Nothing but a number is wanted here: the tally of lines in the material below that include "this".

RECORD EXCERPTS Start Marker

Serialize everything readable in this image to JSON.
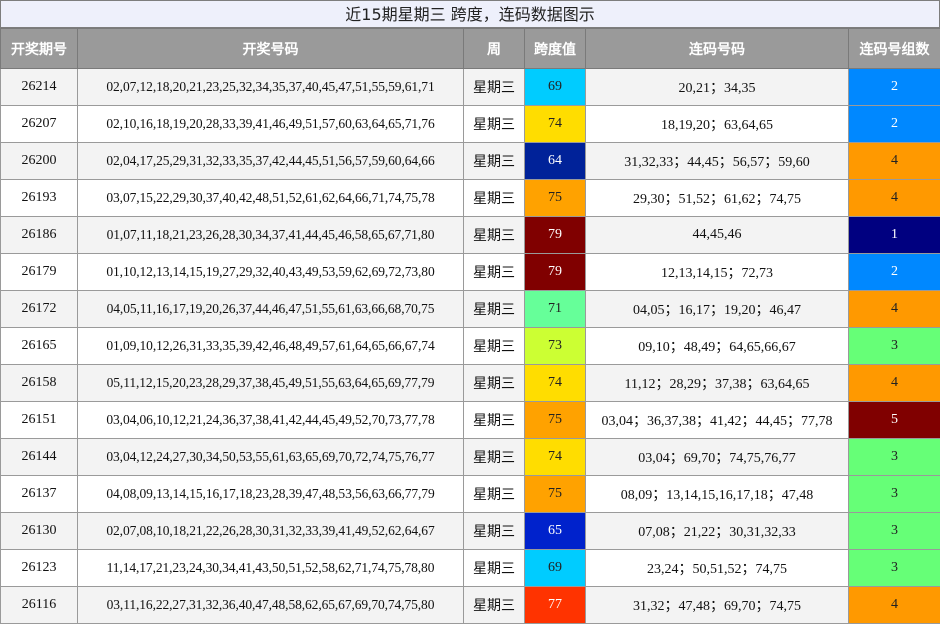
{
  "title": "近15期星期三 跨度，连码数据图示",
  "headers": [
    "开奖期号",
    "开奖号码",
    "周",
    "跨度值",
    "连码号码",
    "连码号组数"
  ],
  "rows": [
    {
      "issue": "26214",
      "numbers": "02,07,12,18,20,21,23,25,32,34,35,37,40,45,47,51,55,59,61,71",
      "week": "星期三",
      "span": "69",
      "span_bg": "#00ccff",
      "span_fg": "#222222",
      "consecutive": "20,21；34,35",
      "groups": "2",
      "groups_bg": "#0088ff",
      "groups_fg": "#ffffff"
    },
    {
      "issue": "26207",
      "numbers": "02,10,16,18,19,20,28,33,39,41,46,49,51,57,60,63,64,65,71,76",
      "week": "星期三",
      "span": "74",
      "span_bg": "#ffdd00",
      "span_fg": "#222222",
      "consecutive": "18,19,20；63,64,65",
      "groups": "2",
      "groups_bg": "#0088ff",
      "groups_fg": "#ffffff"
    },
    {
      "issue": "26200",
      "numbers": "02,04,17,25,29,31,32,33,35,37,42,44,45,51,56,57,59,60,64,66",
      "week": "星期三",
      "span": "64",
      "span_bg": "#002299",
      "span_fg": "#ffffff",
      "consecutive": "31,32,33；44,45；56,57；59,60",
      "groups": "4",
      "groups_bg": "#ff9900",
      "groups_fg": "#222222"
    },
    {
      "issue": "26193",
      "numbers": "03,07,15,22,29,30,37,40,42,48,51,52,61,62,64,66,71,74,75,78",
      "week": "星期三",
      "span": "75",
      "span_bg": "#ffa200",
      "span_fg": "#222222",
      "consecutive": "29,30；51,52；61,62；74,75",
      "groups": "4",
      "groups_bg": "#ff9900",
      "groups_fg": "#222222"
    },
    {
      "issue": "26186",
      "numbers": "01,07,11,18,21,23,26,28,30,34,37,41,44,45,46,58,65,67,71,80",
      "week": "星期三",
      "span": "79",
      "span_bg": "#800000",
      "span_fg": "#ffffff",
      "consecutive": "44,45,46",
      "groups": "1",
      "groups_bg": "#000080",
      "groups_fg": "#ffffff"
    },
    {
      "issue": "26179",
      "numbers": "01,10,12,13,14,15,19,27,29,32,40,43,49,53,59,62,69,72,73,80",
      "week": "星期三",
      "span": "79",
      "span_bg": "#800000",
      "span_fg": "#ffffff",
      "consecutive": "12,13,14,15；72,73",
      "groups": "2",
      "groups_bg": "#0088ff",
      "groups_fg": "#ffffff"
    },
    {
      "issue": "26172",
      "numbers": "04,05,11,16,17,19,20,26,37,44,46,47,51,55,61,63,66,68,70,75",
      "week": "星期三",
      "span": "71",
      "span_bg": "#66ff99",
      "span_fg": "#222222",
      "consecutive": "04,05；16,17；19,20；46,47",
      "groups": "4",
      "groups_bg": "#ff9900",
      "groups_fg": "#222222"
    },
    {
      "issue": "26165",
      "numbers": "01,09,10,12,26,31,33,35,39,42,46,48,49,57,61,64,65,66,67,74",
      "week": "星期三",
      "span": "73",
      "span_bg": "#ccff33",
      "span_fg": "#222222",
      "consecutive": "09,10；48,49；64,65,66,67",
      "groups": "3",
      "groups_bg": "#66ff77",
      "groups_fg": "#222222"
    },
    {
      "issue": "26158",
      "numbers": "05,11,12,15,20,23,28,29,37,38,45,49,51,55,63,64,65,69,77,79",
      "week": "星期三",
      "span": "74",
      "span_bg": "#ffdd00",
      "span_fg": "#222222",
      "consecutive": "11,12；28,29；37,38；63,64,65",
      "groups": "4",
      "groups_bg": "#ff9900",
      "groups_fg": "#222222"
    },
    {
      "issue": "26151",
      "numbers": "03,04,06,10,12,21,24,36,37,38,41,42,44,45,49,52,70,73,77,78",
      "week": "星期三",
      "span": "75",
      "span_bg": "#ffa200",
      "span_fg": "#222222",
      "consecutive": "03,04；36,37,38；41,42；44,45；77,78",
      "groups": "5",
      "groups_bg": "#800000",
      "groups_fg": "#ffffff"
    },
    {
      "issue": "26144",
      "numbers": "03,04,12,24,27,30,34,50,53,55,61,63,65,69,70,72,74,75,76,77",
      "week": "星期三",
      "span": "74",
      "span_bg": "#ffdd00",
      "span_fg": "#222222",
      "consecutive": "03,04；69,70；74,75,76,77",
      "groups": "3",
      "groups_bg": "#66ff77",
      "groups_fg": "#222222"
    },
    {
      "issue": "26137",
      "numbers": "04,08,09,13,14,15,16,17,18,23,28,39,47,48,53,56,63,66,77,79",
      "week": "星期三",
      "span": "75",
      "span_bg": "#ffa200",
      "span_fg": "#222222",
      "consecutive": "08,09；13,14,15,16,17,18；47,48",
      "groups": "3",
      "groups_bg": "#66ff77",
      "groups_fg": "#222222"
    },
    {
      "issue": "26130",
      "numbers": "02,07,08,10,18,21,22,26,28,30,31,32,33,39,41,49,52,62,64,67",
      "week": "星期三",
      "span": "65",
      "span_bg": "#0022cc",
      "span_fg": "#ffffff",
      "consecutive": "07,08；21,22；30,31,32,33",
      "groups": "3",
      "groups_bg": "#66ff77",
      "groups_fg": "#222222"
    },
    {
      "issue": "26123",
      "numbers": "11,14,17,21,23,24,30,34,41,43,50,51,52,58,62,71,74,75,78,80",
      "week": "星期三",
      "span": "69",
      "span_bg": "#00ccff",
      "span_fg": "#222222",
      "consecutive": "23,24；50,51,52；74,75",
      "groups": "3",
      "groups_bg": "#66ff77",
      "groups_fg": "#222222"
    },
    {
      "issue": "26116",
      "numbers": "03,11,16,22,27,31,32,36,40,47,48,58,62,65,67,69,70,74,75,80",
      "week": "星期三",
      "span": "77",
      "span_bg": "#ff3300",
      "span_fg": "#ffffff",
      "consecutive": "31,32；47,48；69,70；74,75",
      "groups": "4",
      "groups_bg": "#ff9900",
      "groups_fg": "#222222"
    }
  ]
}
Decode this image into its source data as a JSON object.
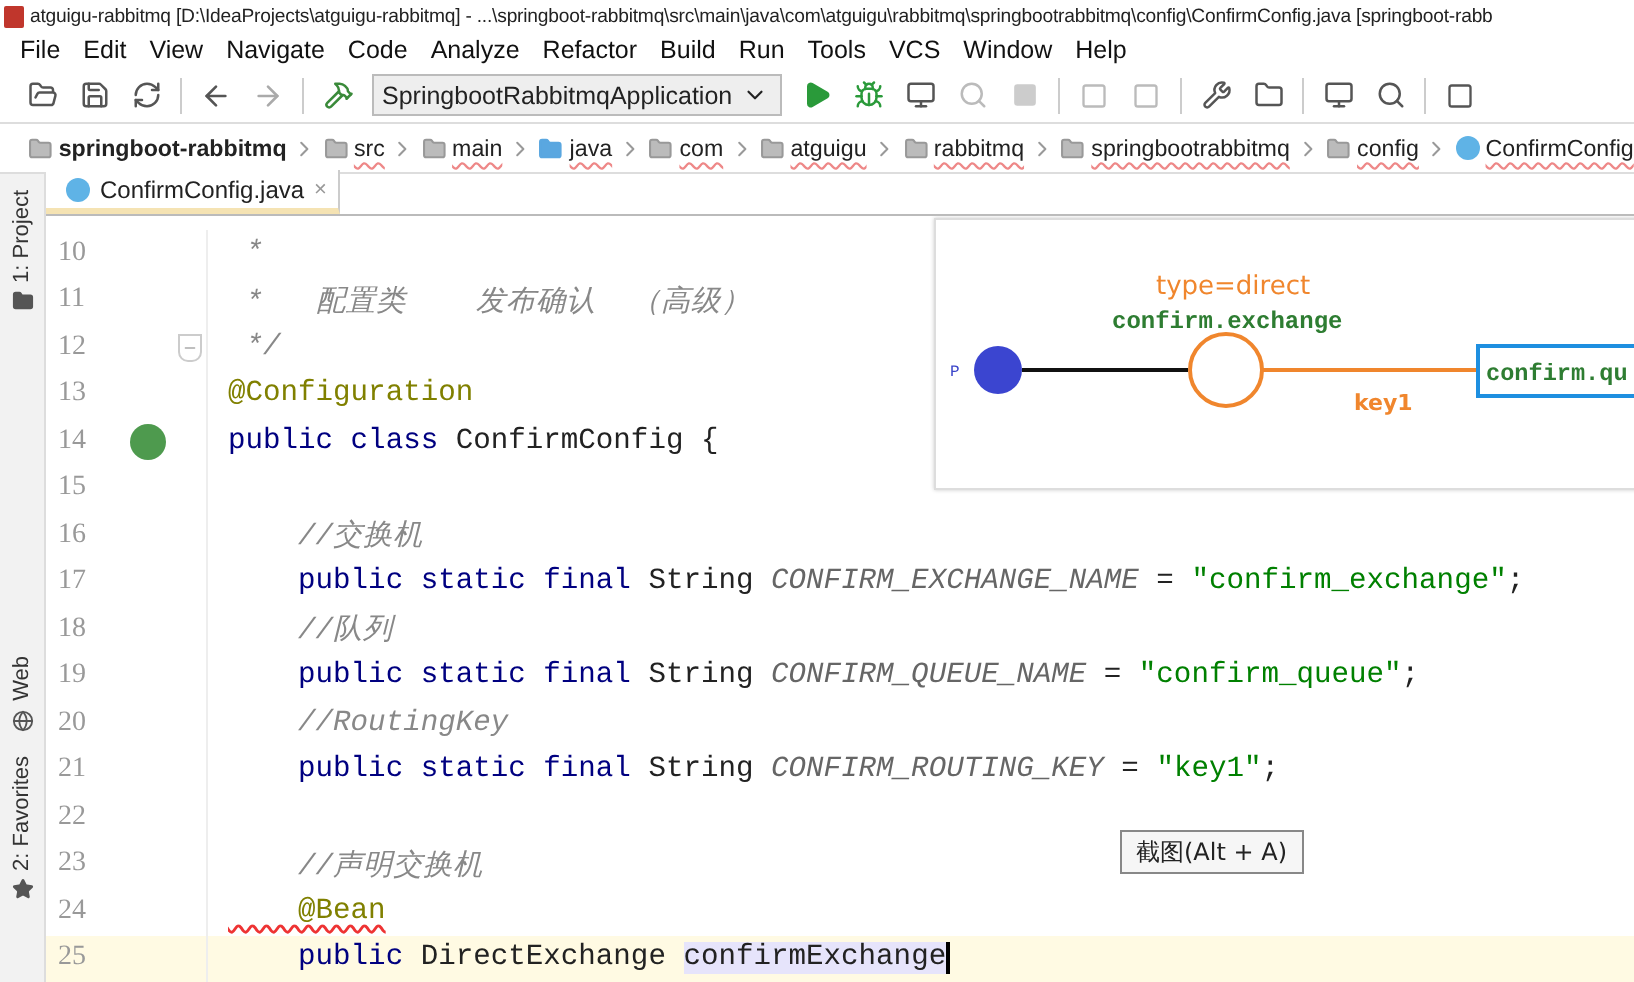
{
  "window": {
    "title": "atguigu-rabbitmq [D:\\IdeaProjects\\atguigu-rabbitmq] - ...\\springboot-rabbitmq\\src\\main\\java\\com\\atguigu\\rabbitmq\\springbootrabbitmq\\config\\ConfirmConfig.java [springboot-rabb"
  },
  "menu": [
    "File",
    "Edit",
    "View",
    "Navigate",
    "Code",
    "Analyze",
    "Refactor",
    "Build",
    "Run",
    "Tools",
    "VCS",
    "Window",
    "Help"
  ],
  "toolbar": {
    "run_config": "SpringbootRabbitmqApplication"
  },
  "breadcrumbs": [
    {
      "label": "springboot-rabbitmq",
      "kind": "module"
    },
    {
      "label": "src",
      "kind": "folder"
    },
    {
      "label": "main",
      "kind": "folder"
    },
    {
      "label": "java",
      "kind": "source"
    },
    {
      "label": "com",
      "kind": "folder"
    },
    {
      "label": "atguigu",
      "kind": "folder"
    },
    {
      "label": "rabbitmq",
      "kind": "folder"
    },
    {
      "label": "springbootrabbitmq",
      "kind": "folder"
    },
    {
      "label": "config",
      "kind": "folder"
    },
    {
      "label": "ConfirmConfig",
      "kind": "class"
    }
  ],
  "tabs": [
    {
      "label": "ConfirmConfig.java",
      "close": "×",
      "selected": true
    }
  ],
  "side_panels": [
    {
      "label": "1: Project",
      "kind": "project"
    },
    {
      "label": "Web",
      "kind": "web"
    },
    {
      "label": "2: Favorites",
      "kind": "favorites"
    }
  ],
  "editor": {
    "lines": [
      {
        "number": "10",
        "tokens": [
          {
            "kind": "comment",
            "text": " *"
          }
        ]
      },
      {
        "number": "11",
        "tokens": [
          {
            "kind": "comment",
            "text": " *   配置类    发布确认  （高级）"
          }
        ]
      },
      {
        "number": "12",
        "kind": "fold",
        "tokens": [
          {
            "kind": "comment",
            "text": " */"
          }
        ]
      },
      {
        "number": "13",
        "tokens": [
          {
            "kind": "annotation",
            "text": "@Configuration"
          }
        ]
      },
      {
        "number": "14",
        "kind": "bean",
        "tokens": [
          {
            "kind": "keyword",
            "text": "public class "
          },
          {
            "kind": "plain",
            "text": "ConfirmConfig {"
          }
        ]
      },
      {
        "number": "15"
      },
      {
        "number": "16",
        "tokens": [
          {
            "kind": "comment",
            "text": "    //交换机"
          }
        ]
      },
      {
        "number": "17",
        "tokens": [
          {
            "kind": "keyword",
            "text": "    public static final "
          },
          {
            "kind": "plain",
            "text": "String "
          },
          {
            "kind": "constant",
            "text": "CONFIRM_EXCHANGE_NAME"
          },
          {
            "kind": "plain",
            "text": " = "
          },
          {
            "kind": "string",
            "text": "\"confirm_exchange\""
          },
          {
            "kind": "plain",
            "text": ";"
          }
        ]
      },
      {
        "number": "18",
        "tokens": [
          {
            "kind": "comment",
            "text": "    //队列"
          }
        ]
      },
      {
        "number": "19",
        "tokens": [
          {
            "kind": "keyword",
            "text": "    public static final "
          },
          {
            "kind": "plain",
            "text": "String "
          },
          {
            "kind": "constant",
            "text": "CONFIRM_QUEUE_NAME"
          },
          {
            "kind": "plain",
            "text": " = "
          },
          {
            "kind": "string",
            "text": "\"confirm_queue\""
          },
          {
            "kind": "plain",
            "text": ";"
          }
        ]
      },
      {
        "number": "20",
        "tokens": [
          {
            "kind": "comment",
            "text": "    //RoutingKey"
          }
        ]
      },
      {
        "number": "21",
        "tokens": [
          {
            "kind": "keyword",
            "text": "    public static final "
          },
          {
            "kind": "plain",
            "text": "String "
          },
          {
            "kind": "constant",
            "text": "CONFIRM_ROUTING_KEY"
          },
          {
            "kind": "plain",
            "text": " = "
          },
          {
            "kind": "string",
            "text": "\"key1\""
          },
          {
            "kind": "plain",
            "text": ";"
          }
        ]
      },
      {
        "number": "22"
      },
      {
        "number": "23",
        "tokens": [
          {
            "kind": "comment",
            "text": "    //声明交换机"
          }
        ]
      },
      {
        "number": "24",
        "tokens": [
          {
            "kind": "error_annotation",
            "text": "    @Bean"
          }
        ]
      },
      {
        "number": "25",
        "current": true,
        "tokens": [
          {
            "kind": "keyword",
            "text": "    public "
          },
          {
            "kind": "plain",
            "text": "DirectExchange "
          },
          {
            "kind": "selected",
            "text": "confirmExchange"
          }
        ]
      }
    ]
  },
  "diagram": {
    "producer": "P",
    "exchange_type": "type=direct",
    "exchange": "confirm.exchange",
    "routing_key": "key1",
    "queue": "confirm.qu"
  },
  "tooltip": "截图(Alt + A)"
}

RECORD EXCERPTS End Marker

TASK SOLUTION:
2